Exercise directions. Once the records below have been read, copy them all out exactly.

(Records contained in a dataset)
┌──

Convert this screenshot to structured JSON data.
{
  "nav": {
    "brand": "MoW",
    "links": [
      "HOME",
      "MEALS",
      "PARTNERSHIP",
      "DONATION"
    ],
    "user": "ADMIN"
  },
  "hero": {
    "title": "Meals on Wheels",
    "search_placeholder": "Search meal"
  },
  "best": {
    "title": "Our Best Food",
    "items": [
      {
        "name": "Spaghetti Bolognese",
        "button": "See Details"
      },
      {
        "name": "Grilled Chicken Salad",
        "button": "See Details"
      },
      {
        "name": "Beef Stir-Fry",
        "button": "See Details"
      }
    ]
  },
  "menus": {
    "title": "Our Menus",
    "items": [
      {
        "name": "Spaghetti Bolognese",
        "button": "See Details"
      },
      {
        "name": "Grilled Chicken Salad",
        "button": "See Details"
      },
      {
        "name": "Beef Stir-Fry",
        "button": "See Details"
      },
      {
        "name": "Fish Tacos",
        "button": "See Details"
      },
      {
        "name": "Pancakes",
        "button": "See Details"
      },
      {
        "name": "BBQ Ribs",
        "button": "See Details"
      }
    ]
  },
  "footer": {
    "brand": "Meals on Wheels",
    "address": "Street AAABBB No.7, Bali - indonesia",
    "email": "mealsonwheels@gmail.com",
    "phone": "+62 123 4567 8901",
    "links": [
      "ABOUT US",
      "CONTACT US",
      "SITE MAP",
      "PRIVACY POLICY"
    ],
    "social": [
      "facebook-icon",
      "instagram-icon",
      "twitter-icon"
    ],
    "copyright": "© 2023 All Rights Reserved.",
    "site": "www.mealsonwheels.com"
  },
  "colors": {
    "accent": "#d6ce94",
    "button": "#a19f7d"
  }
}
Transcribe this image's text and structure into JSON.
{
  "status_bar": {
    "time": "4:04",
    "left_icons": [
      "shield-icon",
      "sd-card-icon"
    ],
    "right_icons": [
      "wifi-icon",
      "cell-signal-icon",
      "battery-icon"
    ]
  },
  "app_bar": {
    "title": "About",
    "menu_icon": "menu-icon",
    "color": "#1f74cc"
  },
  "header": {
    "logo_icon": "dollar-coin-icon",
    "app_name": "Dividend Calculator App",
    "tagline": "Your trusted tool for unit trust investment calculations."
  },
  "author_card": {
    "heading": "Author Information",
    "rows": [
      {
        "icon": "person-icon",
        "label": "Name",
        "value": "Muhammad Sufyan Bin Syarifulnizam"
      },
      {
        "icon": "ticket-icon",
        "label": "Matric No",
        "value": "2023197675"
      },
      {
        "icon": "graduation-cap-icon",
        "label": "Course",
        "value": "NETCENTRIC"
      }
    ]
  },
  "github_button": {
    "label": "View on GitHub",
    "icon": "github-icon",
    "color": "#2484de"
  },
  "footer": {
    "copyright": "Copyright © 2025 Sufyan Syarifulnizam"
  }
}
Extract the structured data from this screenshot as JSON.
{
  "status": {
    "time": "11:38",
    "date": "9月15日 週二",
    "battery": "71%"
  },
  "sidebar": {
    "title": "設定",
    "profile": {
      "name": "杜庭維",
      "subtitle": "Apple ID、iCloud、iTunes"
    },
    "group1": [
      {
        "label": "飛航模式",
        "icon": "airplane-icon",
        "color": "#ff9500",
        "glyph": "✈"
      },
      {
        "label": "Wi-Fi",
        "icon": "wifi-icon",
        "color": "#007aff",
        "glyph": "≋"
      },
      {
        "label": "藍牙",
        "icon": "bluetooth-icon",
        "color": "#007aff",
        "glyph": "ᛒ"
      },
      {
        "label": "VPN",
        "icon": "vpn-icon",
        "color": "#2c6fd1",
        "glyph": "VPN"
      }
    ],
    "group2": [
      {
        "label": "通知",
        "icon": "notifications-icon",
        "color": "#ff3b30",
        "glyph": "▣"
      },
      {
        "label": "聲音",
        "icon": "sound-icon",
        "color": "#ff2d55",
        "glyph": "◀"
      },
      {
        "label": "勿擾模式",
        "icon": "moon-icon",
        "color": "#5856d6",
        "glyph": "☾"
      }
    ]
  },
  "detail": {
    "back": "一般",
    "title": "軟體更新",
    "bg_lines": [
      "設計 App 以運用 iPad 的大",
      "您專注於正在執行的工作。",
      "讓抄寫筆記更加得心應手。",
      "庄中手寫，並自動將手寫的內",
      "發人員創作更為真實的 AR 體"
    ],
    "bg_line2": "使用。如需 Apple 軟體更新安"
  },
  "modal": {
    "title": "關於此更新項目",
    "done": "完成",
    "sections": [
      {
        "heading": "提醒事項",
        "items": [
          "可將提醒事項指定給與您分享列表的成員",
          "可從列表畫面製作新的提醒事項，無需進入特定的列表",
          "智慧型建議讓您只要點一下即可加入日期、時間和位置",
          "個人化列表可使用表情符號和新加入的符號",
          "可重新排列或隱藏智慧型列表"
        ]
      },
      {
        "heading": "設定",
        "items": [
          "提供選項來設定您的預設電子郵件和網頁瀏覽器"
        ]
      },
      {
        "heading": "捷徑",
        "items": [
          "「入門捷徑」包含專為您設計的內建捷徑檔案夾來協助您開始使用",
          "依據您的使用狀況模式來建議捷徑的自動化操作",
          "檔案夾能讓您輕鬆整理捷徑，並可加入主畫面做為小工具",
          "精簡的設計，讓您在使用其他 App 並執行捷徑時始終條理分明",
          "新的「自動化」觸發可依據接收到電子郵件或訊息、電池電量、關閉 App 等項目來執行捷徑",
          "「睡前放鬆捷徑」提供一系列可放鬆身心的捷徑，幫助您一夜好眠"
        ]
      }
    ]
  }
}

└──

Exercise output.
Convert this screenshot to structured JSON data.
{
  "nav": {
    "brand": "MoW",
    "links": [
      "HOME",
      "MEALS",
      "PARTNERSHIP",
      "DONATION"
    ],
    "user": "ADMIN"
  },
  "hero": {
    "title": "Meals on Wheels",
    "search_placeholder": "Search meal"
  },
  "best": {
    "title": "Our Best Food",
    "items": [
      {
        "name": "Spaghetti Bolognese",
        "button": "See Details"
      },
      {
        "name": "Grilled Chicken Salad",
        "button": "See Details"
      },
      {
        "name": "Beef Stir-Fry",
        "button": "See Details"
      }
    ]
  },
  "menus": {
    "title": "Our Menus",
    "items": [
      {
        "name": "Spaghetti Bolognese",
        "button": "See Details"
      },
      {
        "name": "Grilled Chicken Salad",
        "button": "See Details"
      },
      {
        "name": "Beef Stir-Fry",
        "button": "See Details"
      },
      {
        "name": "Fish Tacos",
        "button": "See Details"
      },
      {
        "name": "Pancakes",
        "button": "See Details"
      },
      {
        "name": "BBQ Ribs",
        "button": "See Details"
      }
    ]
  },
  "footer": {
    "brand": "Meals on Wheels",
    "address": "Street AAABBB No.7, Bali - indonesia",
    "email": "mealsonwheels@gmail.com",
    "phone": "+62 123 4567 8901",
    "links": [
      "ABOUT US",
      "CONTACT US",
      "SITE MAP",
      "PRIVACY POLICY"
    ],
    "social": [
      "facebook-icon",
      "instagram-icon",
      "twitter-icon"
    ],
    "copyright": "© 2023 All Rights Reserved.",
    "site": "www.mealsonwheels.com"
  },
  "colors": {
    "accent": "#d6ce94",
    "button": "#a19f7d"
  }
}
Transcribe this image's text and structure into JSON.
{
  "status_bar": {
    "time": "4:04",
    "left_icons": [
      "shield-icon",
      "sd-card-icon"
    ],
    "right_icons": [
      "wifi-icon",
      "cell-signal-icon",
      "battery-icon"
    ]
  },
  "app_bar": {
    "title": "About",
    "menu_icon": "menu-icon",
    "color": "#1f74cc"
  },
  "header": {
    "logo_icon": "dollar-coin-icon",
    "app_name": "Dividend Calculator App",
    "tagline": "Your trusted tool for unit trust investment calculations."
  },
  "author_card": {
    "heading": "Author Information",
    "rows": [
      {
        "icon": "person-icon",
        "label": "Name",
        "value": "Muhammad Sufyan Bin Syarifulnizam"
      },
      {
        "icon": "ticket-icon",
        "label": "Matric No",
        "value": "2023197675"
      },
      {
        "icon": "graduation-cap-icon",
        "label": "Course",
        "value": "NETCENTRIC"
      }
    ]
  },
  "github_button": {
    "label": "View on GitHub",
    "icon": "github-icon",
    "color": "#2484de"
  },
  "footer": {
    "copyright": "Copyright © 2025 Sufyan Syarifulnizam"
  }
}
Extract the structured data from this screenshot as JSON.
{
  "status": {
    "time": "11:38",
    "date": "9月15日 週二",
    "battery": "71%"
  },
  "sidebar": {
    "title": "設定",
    "profile": {
      "name": "杜庭維",
      "subtitle": "Apple ID、iCloud、iTunes"
    },
    "group1": [
      {
        "label": "飛航模式",
        "icon": "airplane-icon",
        "color": "#ff9500",
        "glyph": "✈"
      },
      {
        "label": "Wi-Fi",
        "icon": "wifi-icon",
        "color": "#007aff",
        "glyph": "≋"
      },
      {
        "label": "藍牙",
        "icon": "bluetooth-icon",
        "color": "#007aff",
        "glyph": "ᛒ"
      },
      {
        "label": "VPN",
        "icon": "vpn-icon",
        "color": "#2c6fd1",
        "glyph": "VPN"
      }
    ],
    "group2": [
      {
        "label": "通知",
        "icon": "notifications-icon",
        "color": "#ff3b30",
        "glyph": "▣"
      },
      {
        "label": "聲音",
        "icon": "sound-icon",
        "color": "#ff2d55",
        "glyph": "◀"
      },
      {
        "label": "勿擾模式",
        "icon": "moon-icon",
        "color": "#5856d6",
        "glyph": "☾"
      }
    ]
  },
  "detail": {
    "back": "一般",
    "title": "軟體更新",
    "bg_lines": [
      "設計 App 以運用 iPad 的大",
      "您專注於正在執行的工作。",
      "讓抄寫筆記更加得心應手。",
      "庄中手寫，並自動將手寫的內",
      "發人員創作更為真實的 AR 體"
    ],
    "bg_line2": "使用。如需 Apple 軟體更新安"
  },
  "modal": {
    "title": "關於此更新項目",
    "done": "完成",
    "sections": [
      {
        "heading": "提醒事項",
        "items": [
          "可將提醒事項指定給與您分享列表的成員",
          "可從列表畫面製作新的提醒事項，無需進入特定的列表",
          "智慧型建議讓您只要點一下即可加入日期、時間和位置",
          "個人化列表可使用表情符號和新加入的符號",
          "可重新排列或隱藏智慧型列表"
        ]
      },
      {
        "heading": "設定",
        "items": [
          "提供選項來設定您的預設電子郵件和網頁瀏覽器"
        ]
      },
      {
        "heading": "捷徑",
        "items": [
          "「入門捷徑」包含專為您設計的內建捷徑檔案夾來協助您開始使用",
          "依據您的使用狀況模式來建議捷徑的自動化操作",
          "檔案夾能讓您輕鬆整理捷徑，並可加入主畫面做為小工具",
          "精簡的設計，讓您在使用其他 App 並執行捷徑時始終條理分明",
          "新的「自動化」觸發可依據接收到電子郵件或訊息、電池電量、關閉 App 等項目來執行捷徑",
          "「睡前放鬆捷徑」提供一系列可放鬆身心的捷徑，幫助您一夜好眠"
        ]
      }
    ]
  }
}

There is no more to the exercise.